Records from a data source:

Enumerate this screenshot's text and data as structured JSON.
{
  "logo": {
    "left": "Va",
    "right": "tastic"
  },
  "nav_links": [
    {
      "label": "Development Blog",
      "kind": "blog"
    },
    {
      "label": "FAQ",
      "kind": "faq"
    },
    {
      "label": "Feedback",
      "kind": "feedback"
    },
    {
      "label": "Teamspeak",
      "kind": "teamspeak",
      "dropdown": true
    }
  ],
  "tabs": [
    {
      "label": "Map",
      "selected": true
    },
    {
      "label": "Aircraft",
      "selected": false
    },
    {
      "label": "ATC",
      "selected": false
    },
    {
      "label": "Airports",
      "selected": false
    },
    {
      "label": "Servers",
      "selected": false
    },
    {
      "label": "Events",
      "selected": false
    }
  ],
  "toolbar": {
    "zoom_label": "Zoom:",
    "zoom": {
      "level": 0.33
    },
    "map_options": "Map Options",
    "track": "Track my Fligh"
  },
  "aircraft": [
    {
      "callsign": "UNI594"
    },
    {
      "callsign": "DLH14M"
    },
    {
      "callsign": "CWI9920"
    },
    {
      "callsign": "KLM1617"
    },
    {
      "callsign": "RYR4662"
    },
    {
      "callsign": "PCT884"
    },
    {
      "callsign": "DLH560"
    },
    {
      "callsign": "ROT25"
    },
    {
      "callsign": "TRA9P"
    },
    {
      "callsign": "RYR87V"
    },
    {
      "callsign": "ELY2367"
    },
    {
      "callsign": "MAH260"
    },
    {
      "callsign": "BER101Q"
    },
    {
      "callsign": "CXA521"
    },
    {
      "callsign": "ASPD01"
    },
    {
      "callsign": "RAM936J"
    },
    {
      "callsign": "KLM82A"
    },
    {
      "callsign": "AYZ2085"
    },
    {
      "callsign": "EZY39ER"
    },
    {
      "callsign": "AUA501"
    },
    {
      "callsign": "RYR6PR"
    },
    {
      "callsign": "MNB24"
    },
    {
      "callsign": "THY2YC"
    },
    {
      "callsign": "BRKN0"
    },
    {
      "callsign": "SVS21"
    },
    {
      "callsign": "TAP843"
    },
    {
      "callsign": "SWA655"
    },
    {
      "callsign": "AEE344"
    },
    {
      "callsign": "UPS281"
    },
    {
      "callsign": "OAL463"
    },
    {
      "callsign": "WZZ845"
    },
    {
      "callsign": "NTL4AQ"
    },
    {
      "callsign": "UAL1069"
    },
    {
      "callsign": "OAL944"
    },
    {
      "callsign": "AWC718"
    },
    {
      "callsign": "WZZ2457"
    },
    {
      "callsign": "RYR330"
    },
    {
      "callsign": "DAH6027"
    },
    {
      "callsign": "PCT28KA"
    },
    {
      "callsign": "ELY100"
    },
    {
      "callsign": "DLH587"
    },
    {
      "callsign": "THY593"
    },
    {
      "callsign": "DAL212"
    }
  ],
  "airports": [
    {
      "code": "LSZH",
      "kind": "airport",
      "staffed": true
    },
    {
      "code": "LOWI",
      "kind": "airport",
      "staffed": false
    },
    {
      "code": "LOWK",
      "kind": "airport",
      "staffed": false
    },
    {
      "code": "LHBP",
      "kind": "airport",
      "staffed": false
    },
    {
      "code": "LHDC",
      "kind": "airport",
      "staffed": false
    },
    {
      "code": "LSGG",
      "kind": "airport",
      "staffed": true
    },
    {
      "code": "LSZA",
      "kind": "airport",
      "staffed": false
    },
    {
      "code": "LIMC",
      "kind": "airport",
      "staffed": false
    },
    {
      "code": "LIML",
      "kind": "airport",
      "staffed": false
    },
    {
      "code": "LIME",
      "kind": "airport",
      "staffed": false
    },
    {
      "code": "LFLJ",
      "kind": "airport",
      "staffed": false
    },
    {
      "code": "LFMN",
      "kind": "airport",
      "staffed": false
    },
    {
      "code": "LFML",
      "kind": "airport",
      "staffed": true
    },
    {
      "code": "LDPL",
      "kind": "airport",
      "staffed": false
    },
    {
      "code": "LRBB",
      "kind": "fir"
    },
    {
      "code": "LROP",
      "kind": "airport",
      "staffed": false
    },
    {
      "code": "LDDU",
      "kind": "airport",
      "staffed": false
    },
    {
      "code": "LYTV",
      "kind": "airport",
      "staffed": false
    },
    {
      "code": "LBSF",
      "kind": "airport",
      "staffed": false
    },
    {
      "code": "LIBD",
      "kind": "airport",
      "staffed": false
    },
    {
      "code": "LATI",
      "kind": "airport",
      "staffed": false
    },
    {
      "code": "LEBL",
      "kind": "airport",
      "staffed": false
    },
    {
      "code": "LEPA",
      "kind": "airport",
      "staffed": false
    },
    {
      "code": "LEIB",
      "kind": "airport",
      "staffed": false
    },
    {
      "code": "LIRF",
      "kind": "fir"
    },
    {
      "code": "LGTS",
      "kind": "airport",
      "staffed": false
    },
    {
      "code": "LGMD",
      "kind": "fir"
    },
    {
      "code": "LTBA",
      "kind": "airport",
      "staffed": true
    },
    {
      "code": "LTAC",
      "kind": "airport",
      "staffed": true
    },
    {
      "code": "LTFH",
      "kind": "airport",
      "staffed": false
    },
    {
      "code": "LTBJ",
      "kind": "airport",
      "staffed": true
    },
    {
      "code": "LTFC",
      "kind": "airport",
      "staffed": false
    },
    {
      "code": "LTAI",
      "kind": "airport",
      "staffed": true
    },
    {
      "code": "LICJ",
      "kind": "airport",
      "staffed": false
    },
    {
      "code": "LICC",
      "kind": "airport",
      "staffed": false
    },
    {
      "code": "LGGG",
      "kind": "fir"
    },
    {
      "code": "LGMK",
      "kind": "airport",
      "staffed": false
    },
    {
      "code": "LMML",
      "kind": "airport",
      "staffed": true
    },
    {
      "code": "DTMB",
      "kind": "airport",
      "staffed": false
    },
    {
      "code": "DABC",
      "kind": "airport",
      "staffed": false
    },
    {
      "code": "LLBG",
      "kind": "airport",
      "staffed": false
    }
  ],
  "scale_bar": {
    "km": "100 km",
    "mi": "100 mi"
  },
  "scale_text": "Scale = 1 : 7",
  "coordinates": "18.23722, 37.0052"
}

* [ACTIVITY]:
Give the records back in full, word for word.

* [FINISHED EXERCISE]:
Enumerate this screenshot's text and data as structured JSON.
{
  "logo": {
    "left": "Va",
    "right": "tastic"
  },
  "nav_links": [
    {
      "label": "Development Blog",
      "kind": "blog"
    },
    {
      "label": "FAQ",
      "kind": "faq"
    },
    {
      "label": "Feedback",
      "kind": "feedback"
    },
    {
      "label": "Teamspeak",
      "kind": "teamspeak",
      "dropdown": true
    }
  ],
  "tabs": [
    {
      "label": "Map",
      "selected": true
    },
    {
      "label": "Aircraft",
      "selected": false
    },
    {
      "label": "ATC",
      "selected": false
    },
    {
      "label": "Airports",
      "selected": false
    },
    {
      "label": "Servers",
      "selected": false
    },
    {
      "label": "Events",
      "selected": false
    }
  ],
  "toolbar": {
    "zoom_label": "Zoom:",
    "zoom": {
      "level": 0.33
    },
    "map_options": "Map Options",
    "track": "Track my Fligh"
  },
  "aircraft": [
    {
      "callsign": "UNI594"
    },
    {
      "callsign": "DLH14M"
    },
    {
      "callsign": "CWI9920"
    },
    {
      "callsign": "KLM1617"
    },
    {
      "callsign": "RYR4662"
    },
    {
      "callsign": "PCT884"
    },
    {
      "callsign": "DLH560"
    },
    {
      "callsign": "ROT25"
    },
    {
      "callsign": "TRA9P"
    },
    {
      "callsign": "RYR87V"
    },
    {
      "callsign": "ELY2367"
    },
    {
      "callsign": "MAH260"
    },
    {
      "callsign": "BER101Q"
    },
    {
      "callsign": "CXA521"
    },
    {
      "callsign": "ASPD01"
    },
    {
      "callsign": "RAM936J"
    },
    {
      "callsign": "KLM82A"
    },
    {
      "callsign": "AYZ2085"
    },
    {
      "callsign": "EZY39ER"
    },
    {
      "callsign": "AUA501"
    },
    {
      "callsign": "RYR6PR"
    },
    {
      "callsign": "MNB24"
    },
    {
      "callsign": "THY2YC"
    },
    {
      "callsign": "BRKN0"
    },
    {
      "callsign": "SVS21"
    },
    {
      "callsign": "TAP843"
    },
    {
      "callsign": "SWA655"
    },
    {
      "callsign": "AEE344"
    },
    {
      "callsign": "UPS281"
    },
    {
      "callsign": "OAL463"
    },
    {
      "callsign": "WZZ845"
    },
    {
      "callsign": "NTL4AQ"
    },
    {
      "callsign": "UAL1069"
    },
    {
      "callsign": "OAL944"
    },
    {
      "callsign": "AWC718"
    },
    {
      "callsign": "WZZ2457"
    },
    {
      "callsign": "RYR330"
    },
    {
      "callsign": "DAH6027"
    },
    {
      "callsign": "PCT28KA"
    },
    {
      "callsign": "ELY100"
    },
    {
      "callsign": "DLH587"
    },
    {
      "callsign": "THY593"
    },
    {
      "callsign": "DAL212"
    }
  ],
  "airports": [
    {
      "code": "LSZH",
      "kind": "airport",
      "staffed": true
    },
    {
      "code": "LOWI",
      "kind": "airport",
      "staffed": false
    },
    {
      "code": "LOWK",
      "kind": "airport",
      "staffed": false
    },
    {
      "code": "LHBP",
      "kind": "airport",
      "staffed": false
    },
    {
      "code": "LHDC",
      "kind": "airport",
      "staffed": false
    },
    {
      "code": "LSGG",
      "kind": "airport",
      "staffed": true
    },
    {
      "code": "LSZA",
      "kind": "airport",
      "staffed": false
    },
    {
      "code": "LIMC",
      "kind": "airport",
      "staffed": false
    },
    {
      "code": "LIML",
      "kind": "airport",
      "staffed": false
    },
    {
      "code": "LIME",
      "kind": "airport",
      "staffed": false
    },
    {
      "code": "LFLJ",
      "kind": "airport",
      "staffed": false
    },
    {
      "code": "LFMN",
      "kind": "airport",
      "staffed": false
    },
    {
      "code": "LFML",
      "kind": "airport",
      "staffed": true
    },
    {
      "code": "LDPL",
      "kind": "airport",
      "staffed": false
    },
    {
      "code": "LRBB",
      "kind": "fir"
    },
    {
      "code": "LROP",
      "kind": "airport",
      "staffed": false
    },
    {
      "code": "LDDU",
      "kind": "airport",
      "staffed": false
    },
    {
      "code": "LYTV",
      "kind": "airport",
      "staffed": false
    },
    {
      "code": "LBSF",
      "kind": "airport",
      "staffed": false
    },
    {
      "code": "LIBD",
      "kind": "airport",
      "staffed": false
    },
    {
      "code": "LATI",
      "kind": "airport",
      "staffed": false
    },
    {
      "code": "LEBL",
      "kind": "airport",
      "staffed": false
    },
    {
      "code": "LEPA",
      "kind": "airport",
      "staffed": false
    },
    {
      "code": "LEIB",
      "kind": "airport",
      "staffed": false
    },
    {
      "code": "LIRF",
      "kind": "fir"
    },
    {
      "code": "LGTS",
      "kind": "airport",
      "staffed": false
    },
    {
      "code": "LGMD",
      "kind": "fir"
    },
    {
      "code": "LTBA",
      "kind": "airport",
      "staffed": true
    },
    {
      "code": "LTAC",
      "kind": "airport",
      "staffed": true
    },
    {
      "code": "LTFH",
      "kind": "airport",
      "staffed": false
    },
    {
      "code": "LTBJ",
      "kind": "airport",
      "staffed": true
    },
    {
      "code": "LTFC",
      "kind": "airport",
      "staffed": false
    },
    {
      "code": "LTAI",
      "kind": "airport",
      "staffed": true
    },
    {
      "code": "LICJ",
      "kind": "airport",
      "staffed": false
    },
    {
      "code": "LICC",
      "kind": "airport",
      "staffed": false
    },
    {
      "code": "LGGG",
      "kind": "fir"
    },
    {
      "code": "LGMK",
      "kind": "airport",
      "staffed": false
    },
    {
      "code": "LMML",
      "kind": "airport",
      "staffed": true
    },
    {
      "code": "DTMB",
      "kind": "airport",
      "staffed": false
    },
    {
      "code": "DABC",
      "kind": "airport",
      "staffed": false
    },
    {
      "code": "LLBG",
      "kind": "airport",
      "staffed": false
    }
  ],
  "scale_bar": {
    "km": "100 km",
    "mi": "100 mi"
  },
  "scale_text": "Scale = 1 : 7",
  "coordinates": "18.23722, 37.0052"
}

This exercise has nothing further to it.